(6.) Jonathan Kahn, Race in a Bottle: The Story of BiDil and Racialized Medicine in a Post-Genomic Age 21, 90 (Columbia Univ.
Hunt, BiDil: Assessing a Race-Based Pharmaceutical, 4 Ann.
My discussion of BiDil seeks to reframe the disparity in incidence of heart disease--a problem that is too often moralized and technologized--as a social and political problem by focusing on the ways in which science and technology produce material shifts that become intelligible through narratives and social discourses that appear as inevitable discoveries rather than as components of larger political projects.
Stockbridge, supra note 141, at 57-61 (defending FDA approval of BiDil,
The search term "BiDil" yielded 167 articles in total, of which 105 were accepted for inclusion.
Kahn, "BiDil: Race Medicine or Race Marketing?" Health Affairs, W5-455 to W5-463, 2005.
"Two large heart failure studies using two distinct formulations showed different results in decreasing mortality, only BiDil has shown significant reductions in death and hospitalization in black heart failure patients, as seen in A-HeFT.
Some experts have concluded that a good response to BiDil has more to do with attributes and genes than it does with racial identity.
One example of a medicine targeted at racial categories is BiDil (fixed-dose isosorbide dinitrate and hydralazine), a heart failure drug that was approved specifically for use in blacks.
Despite the truism that biological race does not exist, in recent decades we have seen significant growth in race-based research (see Abraham, 2005), racial genetic counselling and testing (e.g., Myriad Genetics Laboratories' recent success at obtaining a patent for their Ashkenazi-specific [BRCA.sub.2] test), and even race-specific pharmaceuticals (e.g., BiDil).
The manufacturers of this new drug, BiDil, believe there must also be some that work better for blacks.

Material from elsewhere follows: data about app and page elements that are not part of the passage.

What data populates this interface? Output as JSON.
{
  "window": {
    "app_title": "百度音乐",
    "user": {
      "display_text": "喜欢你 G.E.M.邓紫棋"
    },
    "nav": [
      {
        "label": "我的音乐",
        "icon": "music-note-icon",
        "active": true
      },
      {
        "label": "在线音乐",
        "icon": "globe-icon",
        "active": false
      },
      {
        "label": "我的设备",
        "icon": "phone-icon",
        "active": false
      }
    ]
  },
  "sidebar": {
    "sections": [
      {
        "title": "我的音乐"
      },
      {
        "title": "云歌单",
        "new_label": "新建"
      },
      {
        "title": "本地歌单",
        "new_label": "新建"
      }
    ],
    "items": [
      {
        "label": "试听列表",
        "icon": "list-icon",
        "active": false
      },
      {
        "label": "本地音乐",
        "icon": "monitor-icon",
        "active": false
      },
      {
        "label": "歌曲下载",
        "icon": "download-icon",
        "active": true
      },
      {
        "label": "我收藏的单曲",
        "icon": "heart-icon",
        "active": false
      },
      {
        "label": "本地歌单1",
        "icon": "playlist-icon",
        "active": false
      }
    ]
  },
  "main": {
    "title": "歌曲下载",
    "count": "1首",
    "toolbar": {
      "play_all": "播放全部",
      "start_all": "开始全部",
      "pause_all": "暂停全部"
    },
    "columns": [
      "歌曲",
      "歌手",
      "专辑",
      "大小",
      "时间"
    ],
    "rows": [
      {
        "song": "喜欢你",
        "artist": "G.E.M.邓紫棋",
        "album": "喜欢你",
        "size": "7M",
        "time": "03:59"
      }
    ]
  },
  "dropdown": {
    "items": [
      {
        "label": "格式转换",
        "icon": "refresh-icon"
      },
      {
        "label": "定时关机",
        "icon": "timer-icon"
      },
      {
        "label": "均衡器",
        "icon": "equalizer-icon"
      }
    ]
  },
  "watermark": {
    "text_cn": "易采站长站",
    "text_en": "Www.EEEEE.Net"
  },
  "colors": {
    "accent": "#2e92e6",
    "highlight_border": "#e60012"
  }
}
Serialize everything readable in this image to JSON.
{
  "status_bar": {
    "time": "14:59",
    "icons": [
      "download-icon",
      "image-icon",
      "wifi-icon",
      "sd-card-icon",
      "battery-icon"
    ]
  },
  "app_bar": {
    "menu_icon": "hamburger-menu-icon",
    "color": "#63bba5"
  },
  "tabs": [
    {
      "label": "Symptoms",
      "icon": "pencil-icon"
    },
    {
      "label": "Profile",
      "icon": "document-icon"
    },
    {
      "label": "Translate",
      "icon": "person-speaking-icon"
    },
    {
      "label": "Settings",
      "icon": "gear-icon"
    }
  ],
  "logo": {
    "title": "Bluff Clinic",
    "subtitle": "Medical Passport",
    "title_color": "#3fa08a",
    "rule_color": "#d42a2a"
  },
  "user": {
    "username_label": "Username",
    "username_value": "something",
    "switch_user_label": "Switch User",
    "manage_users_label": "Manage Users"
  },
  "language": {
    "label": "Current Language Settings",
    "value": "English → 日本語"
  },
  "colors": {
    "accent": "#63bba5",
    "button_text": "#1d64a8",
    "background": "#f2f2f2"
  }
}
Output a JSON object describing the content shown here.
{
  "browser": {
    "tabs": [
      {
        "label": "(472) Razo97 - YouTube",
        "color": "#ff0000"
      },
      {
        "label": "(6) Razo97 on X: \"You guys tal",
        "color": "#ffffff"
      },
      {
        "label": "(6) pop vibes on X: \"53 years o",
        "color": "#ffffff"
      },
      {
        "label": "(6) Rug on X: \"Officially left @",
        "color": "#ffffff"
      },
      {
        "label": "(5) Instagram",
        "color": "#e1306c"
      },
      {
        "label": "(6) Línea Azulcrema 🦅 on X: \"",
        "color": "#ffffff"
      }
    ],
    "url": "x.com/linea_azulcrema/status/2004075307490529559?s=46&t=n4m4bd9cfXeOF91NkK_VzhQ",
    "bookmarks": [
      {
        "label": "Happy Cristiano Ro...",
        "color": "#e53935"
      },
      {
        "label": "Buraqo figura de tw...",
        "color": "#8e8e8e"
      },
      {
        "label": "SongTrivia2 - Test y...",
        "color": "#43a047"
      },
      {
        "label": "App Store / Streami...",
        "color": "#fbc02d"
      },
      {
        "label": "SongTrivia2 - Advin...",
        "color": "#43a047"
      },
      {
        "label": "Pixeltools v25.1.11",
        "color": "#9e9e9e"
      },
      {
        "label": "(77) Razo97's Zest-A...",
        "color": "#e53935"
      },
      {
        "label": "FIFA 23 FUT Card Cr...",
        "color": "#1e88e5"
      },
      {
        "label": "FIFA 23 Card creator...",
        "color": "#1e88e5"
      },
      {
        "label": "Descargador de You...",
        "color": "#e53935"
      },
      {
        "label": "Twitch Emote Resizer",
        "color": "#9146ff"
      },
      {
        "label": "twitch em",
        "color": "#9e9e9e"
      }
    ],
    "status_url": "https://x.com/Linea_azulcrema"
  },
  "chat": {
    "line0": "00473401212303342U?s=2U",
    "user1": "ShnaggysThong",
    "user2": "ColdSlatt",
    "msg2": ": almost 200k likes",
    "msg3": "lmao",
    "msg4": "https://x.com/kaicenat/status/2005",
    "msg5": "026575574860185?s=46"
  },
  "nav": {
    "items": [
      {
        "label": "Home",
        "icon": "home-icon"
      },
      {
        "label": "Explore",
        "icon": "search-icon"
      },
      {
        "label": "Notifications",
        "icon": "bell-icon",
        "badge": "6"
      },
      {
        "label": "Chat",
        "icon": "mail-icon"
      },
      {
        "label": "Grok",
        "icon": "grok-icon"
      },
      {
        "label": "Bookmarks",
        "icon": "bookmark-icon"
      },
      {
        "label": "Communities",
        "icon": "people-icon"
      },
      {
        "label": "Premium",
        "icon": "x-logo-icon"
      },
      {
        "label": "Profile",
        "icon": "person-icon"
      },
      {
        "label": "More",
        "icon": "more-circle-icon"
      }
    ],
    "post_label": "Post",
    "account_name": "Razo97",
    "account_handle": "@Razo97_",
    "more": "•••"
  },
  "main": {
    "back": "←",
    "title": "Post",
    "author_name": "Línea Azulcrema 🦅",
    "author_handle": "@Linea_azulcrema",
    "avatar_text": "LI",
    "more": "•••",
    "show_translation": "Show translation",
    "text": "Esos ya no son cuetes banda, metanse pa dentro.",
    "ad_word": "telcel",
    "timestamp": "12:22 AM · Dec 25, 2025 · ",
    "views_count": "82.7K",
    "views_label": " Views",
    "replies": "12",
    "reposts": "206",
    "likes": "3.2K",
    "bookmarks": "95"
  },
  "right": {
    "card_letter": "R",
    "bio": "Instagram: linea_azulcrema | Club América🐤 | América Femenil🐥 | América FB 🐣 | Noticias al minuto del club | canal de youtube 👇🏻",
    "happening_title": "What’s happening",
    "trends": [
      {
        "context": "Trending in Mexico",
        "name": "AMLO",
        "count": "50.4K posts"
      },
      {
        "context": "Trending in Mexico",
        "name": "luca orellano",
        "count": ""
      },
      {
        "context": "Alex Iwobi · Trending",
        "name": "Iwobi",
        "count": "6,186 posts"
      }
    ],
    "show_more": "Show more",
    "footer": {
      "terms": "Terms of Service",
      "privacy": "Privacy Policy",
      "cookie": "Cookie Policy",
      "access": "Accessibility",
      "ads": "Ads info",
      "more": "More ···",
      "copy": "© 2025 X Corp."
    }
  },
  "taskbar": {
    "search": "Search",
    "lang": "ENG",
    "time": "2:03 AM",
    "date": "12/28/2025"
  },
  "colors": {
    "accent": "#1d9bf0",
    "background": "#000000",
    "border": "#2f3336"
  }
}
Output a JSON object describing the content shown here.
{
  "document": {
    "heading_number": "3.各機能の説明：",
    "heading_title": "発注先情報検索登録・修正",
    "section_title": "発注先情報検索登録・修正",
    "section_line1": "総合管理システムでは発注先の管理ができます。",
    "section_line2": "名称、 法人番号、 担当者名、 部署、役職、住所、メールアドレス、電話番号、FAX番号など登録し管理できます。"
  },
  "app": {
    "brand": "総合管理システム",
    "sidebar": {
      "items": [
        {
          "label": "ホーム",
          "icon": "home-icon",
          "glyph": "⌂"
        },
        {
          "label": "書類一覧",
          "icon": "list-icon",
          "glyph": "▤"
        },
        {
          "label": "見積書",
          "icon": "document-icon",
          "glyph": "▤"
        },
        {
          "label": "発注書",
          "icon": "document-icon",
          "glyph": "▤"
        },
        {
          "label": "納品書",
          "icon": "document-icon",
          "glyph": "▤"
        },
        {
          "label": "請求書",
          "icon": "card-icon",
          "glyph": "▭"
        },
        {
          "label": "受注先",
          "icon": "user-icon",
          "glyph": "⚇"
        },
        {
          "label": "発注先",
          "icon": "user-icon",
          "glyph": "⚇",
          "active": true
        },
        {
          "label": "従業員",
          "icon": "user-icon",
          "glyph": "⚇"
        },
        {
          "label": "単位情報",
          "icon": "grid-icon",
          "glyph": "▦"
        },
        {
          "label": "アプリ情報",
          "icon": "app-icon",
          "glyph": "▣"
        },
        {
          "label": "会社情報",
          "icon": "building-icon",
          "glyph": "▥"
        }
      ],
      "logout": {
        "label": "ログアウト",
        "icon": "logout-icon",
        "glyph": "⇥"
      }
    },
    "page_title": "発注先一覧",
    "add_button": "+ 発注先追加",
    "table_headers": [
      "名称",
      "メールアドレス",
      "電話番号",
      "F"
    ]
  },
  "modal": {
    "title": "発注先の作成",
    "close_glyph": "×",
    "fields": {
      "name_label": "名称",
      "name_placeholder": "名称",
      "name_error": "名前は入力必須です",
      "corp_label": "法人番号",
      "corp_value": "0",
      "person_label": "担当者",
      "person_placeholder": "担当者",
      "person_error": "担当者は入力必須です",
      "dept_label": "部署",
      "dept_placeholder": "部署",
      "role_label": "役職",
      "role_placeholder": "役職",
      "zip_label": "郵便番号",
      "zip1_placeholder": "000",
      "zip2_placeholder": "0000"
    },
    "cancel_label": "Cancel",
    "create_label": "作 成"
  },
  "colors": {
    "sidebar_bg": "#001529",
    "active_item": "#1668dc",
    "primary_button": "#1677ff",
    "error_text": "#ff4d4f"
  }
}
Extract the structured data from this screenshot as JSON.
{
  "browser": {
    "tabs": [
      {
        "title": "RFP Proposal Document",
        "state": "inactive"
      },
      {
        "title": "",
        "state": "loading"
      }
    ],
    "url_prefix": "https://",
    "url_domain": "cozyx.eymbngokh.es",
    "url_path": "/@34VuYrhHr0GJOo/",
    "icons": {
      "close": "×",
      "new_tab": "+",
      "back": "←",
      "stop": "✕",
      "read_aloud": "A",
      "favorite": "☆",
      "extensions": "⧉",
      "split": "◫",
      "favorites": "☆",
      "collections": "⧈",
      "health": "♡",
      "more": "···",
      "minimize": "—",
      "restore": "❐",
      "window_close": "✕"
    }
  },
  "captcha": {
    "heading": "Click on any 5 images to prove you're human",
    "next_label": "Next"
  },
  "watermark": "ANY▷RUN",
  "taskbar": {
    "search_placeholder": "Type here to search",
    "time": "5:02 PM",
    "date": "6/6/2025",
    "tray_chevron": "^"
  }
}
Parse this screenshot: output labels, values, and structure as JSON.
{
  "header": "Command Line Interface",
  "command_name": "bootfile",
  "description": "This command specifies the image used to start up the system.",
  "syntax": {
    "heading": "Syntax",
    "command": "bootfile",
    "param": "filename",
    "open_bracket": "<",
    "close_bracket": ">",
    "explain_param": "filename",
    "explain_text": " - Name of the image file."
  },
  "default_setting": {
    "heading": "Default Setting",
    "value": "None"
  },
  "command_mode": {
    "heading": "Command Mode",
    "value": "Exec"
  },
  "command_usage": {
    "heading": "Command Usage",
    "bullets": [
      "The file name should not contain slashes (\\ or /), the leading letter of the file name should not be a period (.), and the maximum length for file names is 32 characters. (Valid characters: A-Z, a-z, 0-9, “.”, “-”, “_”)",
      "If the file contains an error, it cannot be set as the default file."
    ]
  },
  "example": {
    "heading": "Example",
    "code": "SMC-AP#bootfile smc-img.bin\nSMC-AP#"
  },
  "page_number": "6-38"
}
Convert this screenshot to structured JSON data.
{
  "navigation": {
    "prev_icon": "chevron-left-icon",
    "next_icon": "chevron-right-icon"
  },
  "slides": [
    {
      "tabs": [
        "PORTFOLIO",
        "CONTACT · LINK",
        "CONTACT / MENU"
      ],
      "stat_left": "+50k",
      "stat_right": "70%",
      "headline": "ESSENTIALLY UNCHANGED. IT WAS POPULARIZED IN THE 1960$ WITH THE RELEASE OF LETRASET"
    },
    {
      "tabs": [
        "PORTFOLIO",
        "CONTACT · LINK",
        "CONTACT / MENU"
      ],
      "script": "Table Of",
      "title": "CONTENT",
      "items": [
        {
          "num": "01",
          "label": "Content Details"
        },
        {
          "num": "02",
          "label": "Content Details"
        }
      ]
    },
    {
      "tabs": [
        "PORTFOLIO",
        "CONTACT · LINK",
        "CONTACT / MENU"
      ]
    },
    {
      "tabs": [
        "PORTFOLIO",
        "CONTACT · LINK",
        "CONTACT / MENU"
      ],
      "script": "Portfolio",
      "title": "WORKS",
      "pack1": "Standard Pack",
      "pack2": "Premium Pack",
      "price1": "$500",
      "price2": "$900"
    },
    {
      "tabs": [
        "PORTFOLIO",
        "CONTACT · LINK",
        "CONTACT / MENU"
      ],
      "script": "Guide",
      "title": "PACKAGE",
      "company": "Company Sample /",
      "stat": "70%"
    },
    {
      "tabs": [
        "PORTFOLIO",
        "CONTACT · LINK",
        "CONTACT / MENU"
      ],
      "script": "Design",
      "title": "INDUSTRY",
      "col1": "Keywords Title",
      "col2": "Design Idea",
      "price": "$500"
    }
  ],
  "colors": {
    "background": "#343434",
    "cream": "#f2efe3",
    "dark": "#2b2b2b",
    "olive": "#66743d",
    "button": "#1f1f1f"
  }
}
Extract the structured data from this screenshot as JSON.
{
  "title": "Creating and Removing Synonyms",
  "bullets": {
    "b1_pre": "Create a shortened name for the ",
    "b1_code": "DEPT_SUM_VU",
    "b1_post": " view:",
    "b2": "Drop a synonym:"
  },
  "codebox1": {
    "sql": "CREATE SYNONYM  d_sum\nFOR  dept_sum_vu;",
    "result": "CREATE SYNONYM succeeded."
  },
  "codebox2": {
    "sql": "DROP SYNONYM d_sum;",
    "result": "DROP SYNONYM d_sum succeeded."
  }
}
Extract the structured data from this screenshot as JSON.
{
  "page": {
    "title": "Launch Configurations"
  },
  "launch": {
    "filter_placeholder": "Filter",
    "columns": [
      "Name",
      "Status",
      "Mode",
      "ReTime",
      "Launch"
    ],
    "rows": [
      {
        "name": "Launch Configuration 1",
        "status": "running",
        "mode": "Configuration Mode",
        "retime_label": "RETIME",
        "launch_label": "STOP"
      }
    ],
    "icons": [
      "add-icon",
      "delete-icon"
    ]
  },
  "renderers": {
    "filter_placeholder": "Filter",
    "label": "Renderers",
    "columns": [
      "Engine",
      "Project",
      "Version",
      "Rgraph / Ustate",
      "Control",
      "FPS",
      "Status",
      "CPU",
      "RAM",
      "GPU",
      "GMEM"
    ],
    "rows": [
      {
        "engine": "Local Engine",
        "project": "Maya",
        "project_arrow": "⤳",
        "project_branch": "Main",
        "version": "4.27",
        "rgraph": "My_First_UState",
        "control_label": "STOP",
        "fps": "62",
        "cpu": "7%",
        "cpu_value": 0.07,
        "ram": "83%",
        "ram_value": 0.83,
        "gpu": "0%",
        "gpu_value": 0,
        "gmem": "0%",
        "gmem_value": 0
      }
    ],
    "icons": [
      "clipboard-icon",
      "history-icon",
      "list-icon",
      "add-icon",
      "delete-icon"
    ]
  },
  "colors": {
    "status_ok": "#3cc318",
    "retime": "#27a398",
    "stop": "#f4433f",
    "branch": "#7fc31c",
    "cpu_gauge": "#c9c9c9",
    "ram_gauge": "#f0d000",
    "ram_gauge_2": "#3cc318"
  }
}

Morever, Nebivolol, a beta-blocker drug currently under review at the Food and Drug Administration (FDA) has shown promise in reducing hypertension in African American patients and BiDil (combination of isisorbide dinitrate and hydralize) has recently been approved as a heart failure medication for African Americans.